Nonprofit to preserve Houston's iconic blue saxophone

  • Nonprofit to preserve Houston's iconic blue saxophone

    The Orange Show Center for Visionary Art will acquire


    It’s hard to miss the 70-foot-tall blue saxophone as you drive down Richmond Avenue.

    Its name is Smokesax, and it has been at that location on 6025 Richmond for the past 20 years. But Wednesday, the Orange Show Center for Visionary Art, a local folk art organization, announced it is going to acquire the oversize horn, which is made out of car parts, oil field pipes and a surfboard, as well as an entire Volkswagen Beetle that forms the U-joint at its base.

    The big brass was built by legendary Texas artist Bob Wade as a special installation for Billy Blues Bar & Grill. It was fully restored three years ago, and the current property owners, Kensinger Properties Ltd., said they wanted the Orange Show to ensure the piece would be preserved for future generations.

    The saxophone will be removed from its current location at 10 a.m. on Feb. 28. The process to remove the massive piece will take a full day. Then, Smokesax will begin its 13-mile journey from Richmond Avenue to Munger Street. Artist Bob Wade will be overseeing the entire removal and transportation. Once at the Orange Show, it will be housed in the organization’s warehouse until an exact location has been chosen for permanent display.

    While the piece of art itself was donated to the nonprofit in dedication and memory of Phil R. Kensinger, the costs for transportation and installation will total more than $40,000 — the majority of which the organization is hoping to raise through private donations and public support.

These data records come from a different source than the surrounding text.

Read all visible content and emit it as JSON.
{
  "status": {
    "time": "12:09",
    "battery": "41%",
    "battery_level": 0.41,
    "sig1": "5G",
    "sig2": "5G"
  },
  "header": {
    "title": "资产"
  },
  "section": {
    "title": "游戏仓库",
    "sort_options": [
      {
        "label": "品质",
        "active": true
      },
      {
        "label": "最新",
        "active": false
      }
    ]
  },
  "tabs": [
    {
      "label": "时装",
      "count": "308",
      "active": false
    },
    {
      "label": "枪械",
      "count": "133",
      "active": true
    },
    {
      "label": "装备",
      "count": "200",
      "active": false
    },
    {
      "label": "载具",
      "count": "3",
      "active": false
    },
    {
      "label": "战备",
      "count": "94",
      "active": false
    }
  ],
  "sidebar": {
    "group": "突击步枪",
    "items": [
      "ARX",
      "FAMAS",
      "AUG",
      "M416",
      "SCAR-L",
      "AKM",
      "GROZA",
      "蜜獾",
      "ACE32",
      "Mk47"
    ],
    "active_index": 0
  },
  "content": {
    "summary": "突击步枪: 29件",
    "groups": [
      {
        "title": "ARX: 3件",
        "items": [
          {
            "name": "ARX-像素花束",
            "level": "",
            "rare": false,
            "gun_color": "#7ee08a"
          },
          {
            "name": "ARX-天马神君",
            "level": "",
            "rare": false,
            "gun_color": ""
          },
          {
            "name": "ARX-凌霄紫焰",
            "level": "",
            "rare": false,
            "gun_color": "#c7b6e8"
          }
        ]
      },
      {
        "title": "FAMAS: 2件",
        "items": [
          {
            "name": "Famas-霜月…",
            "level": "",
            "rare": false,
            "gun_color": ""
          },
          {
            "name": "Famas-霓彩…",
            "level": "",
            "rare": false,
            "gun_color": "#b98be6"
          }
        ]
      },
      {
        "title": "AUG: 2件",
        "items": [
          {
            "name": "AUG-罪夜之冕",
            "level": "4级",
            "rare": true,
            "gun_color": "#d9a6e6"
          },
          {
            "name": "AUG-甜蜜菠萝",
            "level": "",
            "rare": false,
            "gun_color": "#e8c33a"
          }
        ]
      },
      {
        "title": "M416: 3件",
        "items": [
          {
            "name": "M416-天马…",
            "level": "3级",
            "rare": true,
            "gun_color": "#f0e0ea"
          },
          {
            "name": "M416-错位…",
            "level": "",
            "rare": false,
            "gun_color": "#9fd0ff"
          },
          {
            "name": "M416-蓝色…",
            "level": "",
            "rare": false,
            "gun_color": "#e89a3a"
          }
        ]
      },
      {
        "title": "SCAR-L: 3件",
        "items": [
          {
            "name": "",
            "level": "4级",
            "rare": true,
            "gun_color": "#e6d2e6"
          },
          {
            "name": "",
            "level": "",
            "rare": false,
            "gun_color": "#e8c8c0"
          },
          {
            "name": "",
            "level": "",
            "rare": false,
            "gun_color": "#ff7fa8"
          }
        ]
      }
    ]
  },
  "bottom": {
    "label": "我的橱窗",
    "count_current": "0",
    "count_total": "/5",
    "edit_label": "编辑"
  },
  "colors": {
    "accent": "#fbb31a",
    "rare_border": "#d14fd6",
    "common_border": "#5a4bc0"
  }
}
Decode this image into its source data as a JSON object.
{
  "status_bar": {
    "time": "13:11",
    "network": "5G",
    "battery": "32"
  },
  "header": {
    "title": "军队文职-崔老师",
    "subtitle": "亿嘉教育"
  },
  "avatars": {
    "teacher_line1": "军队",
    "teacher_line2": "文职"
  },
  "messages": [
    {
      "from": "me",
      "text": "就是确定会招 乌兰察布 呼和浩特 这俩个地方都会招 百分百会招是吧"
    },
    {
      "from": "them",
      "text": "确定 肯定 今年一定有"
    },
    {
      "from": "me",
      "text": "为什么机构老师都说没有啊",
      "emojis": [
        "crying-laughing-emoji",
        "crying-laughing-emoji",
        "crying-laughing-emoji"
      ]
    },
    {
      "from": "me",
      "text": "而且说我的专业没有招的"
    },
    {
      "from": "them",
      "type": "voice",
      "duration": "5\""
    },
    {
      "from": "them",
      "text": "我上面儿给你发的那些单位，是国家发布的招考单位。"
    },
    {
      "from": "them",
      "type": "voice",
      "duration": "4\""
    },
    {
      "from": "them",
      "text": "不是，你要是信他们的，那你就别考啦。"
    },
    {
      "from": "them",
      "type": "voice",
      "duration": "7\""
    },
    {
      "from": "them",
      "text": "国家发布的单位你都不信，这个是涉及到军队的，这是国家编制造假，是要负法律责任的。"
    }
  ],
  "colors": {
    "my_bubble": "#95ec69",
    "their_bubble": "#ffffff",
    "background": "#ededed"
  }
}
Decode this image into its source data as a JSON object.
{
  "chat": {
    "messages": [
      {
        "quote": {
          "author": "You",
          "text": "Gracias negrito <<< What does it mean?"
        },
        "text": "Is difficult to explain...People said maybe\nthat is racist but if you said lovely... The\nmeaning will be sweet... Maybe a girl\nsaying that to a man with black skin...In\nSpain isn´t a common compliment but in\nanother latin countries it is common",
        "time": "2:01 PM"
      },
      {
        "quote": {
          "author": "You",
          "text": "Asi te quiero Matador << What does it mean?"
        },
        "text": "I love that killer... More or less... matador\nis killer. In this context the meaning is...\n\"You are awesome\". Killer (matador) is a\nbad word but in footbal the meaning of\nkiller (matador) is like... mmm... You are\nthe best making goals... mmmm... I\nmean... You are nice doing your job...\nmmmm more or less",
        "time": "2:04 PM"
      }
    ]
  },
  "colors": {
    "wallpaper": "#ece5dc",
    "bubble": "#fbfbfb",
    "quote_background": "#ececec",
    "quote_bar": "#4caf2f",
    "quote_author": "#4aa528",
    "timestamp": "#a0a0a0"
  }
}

    “We are thrilled to have been chosen to receive this fantastic and much beloved symbol of Texas’ creativity from one of the state’s most influential contemporary artists,” Orange Show Executive Director Lynette Wallace said in a statement. “We look forward to permanently installing it on the Orange Show’s property and adding to the colorful artistic community in Houston’s East End.”